Now, you might think, with all of the information available on leadership, it would be impossible to narrow it down to a “single most important tool,” but, the truth is it’s not hard. There is a single most important tool – a tool that you must have – if you want to be a successful leader. What is that tool? Communication.
There are lots of things a leader must be good at. There are many gifts and skills he or she must have. For instance, planning, motivation, strategic analysis, critical thinking, and organization are just a few of the qualities a good leader must have. However, without the ability to clearly communicate, on many different levels, in many different ways, and in many different situations, all of the other strengths are, for all practical purposes, useless.
Here are a few things to remember when you’re communicating. These apply regardless of the medium, the message, or the situation. First there are the 7 C’s of good communication:
You should always insure that whatever it is you are about to communicate satisfies each of the 7 C’s.
Next, simply go through this simple exercise and it will make the communication process go much more smoothly.
- Decide what it is you want to say. In other words, what do you hope to accomplish with this communication.
- Decide how you’ll say it.There are lots of mediums and you have decide which is best for this message and this situation. It’s okay – and typically advisable – to communicate via multiple mediums.

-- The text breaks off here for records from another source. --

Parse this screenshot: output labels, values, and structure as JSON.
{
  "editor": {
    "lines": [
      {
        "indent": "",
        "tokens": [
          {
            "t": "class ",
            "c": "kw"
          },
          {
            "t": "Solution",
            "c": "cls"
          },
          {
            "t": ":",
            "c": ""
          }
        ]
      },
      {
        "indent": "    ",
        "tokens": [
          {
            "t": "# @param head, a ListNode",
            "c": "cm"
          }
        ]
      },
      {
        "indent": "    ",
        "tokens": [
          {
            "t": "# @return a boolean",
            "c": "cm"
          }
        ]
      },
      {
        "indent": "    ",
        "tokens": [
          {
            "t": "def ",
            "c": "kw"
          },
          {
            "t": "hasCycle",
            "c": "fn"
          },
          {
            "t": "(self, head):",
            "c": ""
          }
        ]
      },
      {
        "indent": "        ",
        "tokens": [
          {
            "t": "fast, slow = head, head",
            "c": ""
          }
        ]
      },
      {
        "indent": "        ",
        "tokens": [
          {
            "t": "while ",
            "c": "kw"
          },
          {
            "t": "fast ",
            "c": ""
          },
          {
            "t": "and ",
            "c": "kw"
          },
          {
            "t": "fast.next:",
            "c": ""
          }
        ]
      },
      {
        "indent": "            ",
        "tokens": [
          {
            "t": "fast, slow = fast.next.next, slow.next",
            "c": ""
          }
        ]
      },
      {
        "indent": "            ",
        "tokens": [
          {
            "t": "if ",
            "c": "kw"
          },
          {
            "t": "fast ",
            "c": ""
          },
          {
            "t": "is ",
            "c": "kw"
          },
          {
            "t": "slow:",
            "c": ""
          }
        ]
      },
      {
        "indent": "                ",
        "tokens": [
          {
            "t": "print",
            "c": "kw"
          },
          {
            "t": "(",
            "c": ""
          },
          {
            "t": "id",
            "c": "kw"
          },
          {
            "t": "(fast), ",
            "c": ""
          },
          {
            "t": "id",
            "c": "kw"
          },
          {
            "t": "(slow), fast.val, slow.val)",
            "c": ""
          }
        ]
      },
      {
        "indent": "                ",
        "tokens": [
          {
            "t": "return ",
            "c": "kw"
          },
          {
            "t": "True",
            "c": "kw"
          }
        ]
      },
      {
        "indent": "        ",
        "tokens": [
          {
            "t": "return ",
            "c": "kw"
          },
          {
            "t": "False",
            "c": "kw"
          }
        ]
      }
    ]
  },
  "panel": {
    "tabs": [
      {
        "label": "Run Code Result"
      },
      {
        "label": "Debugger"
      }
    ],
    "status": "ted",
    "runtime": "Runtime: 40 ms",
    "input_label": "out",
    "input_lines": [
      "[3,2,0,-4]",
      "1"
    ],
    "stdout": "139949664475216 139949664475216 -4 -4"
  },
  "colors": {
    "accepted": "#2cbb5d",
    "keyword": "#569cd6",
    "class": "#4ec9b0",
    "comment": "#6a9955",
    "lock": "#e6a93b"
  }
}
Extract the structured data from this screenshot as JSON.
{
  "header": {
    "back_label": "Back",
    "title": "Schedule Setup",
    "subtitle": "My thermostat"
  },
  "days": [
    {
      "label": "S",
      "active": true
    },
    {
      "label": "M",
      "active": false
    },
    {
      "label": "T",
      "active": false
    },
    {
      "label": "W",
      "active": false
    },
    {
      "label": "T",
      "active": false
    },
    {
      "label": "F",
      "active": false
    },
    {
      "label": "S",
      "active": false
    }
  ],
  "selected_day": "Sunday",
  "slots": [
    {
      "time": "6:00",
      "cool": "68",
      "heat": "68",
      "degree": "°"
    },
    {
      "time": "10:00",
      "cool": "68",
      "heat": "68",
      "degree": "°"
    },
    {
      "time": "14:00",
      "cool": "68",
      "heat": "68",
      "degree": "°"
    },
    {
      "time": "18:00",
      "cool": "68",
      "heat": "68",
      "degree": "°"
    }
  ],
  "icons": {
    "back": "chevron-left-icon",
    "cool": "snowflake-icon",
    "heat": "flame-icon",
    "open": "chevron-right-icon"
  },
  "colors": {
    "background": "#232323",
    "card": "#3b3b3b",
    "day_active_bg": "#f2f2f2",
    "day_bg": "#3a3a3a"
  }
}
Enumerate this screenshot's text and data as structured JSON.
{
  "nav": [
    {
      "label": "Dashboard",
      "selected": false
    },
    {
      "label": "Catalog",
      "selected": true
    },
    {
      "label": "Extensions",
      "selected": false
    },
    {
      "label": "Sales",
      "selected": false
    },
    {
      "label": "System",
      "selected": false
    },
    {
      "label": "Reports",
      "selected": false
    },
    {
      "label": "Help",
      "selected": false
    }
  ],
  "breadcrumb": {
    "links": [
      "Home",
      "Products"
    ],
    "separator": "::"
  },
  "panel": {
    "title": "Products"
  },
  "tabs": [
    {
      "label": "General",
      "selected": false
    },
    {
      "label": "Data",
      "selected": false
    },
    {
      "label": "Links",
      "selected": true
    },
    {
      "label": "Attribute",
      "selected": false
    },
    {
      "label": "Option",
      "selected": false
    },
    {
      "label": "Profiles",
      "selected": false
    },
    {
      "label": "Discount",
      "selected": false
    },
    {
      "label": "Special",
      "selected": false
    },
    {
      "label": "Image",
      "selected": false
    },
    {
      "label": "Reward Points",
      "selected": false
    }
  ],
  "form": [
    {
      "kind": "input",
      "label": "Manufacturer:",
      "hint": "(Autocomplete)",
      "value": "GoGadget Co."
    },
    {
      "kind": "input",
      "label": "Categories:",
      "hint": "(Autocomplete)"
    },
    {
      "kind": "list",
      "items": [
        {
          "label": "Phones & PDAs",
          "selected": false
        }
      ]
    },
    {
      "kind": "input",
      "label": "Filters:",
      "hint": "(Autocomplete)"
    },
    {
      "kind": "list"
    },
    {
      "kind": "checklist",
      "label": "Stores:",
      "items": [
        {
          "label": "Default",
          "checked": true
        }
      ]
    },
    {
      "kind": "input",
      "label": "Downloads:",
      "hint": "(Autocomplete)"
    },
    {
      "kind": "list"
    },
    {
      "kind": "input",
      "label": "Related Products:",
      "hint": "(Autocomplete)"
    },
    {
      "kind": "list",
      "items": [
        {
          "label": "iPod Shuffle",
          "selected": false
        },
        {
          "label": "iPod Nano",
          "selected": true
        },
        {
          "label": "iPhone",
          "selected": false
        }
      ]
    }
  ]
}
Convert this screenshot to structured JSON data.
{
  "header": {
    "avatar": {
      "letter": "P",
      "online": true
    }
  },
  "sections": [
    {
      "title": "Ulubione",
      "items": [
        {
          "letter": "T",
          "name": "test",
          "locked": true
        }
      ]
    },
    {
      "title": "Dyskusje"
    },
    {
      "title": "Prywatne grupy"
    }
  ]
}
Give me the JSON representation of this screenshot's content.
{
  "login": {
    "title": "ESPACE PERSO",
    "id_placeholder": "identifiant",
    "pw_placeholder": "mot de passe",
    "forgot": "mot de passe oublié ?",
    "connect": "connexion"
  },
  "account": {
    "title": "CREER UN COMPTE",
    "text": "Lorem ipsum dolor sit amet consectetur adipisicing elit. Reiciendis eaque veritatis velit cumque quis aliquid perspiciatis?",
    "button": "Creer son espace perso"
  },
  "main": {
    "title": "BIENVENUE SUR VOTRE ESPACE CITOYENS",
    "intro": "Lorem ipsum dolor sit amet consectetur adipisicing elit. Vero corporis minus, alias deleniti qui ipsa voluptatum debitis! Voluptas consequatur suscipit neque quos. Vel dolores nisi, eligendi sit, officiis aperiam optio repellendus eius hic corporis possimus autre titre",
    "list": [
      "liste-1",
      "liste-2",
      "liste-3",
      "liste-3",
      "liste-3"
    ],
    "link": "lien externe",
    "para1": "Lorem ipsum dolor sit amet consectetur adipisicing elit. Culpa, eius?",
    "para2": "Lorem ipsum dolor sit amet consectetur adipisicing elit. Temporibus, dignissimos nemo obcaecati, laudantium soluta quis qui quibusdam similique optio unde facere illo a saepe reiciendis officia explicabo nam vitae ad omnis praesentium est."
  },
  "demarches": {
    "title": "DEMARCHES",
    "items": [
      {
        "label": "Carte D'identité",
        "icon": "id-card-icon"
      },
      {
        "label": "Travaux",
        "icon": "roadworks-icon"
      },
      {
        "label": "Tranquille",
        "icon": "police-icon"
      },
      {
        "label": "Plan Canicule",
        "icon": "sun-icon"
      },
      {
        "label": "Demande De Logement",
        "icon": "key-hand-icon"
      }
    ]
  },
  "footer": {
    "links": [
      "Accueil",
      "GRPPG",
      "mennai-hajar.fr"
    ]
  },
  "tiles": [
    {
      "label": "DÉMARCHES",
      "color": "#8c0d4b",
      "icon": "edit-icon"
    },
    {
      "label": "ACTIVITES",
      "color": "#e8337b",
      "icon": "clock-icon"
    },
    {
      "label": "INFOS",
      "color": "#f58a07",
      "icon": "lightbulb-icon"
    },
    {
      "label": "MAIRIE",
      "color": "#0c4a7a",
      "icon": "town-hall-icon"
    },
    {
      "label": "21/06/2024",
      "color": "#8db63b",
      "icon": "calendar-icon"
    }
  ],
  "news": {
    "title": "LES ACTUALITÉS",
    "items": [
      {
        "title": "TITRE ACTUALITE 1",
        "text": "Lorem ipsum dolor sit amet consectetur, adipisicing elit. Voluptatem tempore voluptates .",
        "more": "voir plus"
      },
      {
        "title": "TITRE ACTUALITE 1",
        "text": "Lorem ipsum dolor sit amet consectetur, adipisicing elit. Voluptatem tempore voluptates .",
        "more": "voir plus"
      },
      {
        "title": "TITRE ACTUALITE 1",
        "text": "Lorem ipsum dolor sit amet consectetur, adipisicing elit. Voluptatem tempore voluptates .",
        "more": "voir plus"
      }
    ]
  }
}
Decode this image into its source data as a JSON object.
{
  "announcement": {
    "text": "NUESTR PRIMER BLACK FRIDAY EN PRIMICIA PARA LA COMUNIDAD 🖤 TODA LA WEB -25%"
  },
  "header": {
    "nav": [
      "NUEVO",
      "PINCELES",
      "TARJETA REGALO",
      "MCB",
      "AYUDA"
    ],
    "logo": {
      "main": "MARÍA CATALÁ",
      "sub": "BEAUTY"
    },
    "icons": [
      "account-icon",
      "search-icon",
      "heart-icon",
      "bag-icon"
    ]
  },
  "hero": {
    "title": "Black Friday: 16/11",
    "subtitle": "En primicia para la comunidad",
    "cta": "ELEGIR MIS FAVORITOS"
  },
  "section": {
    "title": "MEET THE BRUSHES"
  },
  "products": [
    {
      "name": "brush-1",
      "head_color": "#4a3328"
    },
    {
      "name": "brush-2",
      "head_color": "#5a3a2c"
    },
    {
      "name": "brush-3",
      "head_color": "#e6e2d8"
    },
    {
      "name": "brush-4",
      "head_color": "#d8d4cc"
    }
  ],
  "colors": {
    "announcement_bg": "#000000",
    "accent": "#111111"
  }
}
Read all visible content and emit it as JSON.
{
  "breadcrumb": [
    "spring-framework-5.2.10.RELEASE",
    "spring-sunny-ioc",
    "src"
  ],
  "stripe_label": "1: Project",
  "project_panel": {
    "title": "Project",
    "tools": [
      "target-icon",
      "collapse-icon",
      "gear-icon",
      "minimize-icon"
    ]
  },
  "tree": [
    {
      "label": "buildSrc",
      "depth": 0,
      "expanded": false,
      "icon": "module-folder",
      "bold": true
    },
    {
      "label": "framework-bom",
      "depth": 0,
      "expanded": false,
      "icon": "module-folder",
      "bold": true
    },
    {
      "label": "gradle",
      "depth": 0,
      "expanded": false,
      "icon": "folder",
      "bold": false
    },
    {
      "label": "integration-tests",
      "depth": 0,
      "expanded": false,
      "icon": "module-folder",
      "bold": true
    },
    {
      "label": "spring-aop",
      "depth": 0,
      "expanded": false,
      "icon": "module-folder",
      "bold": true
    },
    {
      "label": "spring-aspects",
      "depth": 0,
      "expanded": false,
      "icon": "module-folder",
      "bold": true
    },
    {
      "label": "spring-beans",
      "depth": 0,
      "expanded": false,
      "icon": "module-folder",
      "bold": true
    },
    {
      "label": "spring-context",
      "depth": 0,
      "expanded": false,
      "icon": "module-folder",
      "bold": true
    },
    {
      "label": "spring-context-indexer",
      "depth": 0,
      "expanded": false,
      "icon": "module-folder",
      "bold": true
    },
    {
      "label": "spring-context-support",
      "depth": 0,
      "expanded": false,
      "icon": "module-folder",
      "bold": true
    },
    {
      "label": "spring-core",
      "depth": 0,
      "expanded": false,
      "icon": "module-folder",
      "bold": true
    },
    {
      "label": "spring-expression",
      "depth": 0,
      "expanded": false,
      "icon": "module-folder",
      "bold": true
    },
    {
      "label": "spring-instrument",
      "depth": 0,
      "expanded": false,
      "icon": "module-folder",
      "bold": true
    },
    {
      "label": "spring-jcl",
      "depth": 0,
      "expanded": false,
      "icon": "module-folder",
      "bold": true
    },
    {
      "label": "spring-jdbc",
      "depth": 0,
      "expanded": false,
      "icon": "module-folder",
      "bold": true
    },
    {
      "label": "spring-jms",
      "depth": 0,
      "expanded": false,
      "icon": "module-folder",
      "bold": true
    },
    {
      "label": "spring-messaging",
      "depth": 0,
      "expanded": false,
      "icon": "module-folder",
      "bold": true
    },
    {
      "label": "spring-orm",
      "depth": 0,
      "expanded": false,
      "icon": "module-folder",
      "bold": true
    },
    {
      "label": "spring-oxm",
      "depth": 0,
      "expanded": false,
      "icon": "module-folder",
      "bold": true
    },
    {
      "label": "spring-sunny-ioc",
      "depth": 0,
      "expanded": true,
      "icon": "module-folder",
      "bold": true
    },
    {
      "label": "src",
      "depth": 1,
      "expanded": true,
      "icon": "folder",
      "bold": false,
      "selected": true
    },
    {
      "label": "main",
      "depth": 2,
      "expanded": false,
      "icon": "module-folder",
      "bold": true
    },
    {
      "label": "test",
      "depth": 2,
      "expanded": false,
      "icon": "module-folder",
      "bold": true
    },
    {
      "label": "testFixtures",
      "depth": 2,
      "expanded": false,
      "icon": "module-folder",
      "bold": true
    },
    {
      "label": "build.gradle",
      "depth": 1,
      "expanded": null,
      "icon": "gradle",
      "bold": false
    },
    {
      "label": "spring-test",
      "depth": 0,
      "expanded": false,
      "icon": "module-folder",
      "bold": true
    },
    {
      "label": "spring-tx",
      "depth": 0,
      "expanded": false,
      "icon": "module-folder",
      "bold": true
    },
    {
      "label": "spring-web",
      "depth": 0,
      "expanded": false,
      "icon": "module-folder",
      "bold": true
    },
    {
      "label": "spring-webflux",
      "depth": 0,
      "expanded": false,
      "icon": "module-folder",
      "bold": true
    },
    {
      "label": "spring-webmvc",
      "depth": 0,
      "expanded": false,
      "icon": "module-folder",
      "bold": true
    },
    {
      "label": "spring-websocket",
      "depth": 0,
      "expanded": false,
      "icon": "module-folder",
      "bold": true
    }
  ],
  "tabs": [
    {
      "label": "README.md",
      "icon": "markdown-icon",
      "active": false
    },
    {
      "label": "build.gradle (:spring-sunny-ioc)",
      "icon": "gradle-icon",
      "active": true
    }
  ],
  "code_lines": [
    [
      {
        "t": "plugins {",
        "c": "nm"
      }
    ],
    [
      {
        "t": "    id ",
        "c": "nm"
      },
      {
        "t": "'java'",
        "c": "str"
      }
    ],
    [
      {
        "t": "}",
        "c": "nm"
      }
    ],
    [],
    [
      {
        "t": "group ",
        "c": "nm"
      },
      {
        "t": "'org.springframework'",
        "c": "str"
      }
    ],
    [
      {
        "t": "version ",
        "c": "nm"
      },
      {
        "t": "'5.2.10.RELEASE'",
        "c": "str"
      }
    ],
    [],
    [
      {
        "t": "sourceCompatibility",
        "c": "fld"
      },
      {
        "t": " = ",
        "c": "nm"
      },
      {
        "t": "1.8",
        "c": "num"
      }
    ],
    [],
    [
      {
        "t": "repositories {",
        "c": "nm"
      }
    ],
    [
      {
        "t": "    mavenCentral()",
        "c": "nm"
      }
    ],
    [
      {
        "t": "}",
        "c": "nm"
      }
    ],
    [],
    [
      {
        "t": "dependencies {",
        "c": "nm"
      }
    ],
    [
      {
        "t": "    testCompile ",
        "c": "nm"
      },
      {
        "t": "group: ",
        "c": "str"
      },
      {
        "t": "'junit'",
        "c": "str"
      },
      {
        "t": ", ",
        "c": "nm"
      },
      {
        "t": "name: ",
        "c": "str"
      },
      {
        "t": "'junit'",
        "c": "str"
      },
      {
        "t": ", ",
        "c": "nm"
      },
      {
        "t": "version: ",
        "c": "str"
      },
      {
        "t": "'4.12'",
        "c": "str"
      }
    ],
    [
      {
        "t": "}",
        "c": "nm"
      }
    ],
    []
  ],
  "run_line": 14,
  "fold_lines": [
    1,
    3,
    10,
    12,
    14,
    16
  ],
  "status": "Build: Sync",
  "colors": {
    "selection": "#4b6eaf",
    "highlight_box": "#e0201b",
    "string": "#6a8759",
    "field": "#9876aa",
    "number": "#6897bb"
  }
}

- Think about how those you are communicating with will hear your message and then tweak it accordingly. Often, we communicate based on how we might hear the message. You must think of the others… how will they hear it. Say it so it makes sense to them.
- Explain what you said. No matter what you say or how you say it, it’s always best to say it again in a different way. Provide context and explanation. Whatever you’re telling them many not be new information to you, but it likely is to them. Be sure it makes sense and they understand the why.
- Make it very clear if any action is required on their part. What do you want them to do as a result of your message? Tell them, don’t assume they know.
- Make sure what you said was understood. Despite our best efforts, sometimes we just don’t get it across the first time. Be sure everyone understands and keep talking (or writing or whatever) until you’re sure they got it.
- Invite feedback. Good communication is not a one-way process. The information must flow two ways in order to be effective. Two-way communication builds trust. A one-way message, at the least does nothing to advance a trusting relationship, and at worst (and far more likely), destroys trust.
- Listen. Sounds simple right? But, often this is the hardest part. You’ve asked for feedback, now listen. As leaders, our tendency is often to issue our edict and then move on. We don’t want to hear that there might be another way or there may be ramifications that we hadn’t considered. We must listen. If our team doesn’t think we hear them, they’ll soon cease hearing us. We must listen, not simply hear, but listen and then act appropriately based on the information we receive.
- Follow-up. The last piece is to check in with everyone to (a) be sure they heard you, (b) be sure you heard them, and (c) be sure the actions that needed to be taken are underway.
A good communicator is not necessarily a good leader, but 100% of the time, a good leader is a great communicator.
QUESTION: What is one thing you can do, this week, to improve your communication?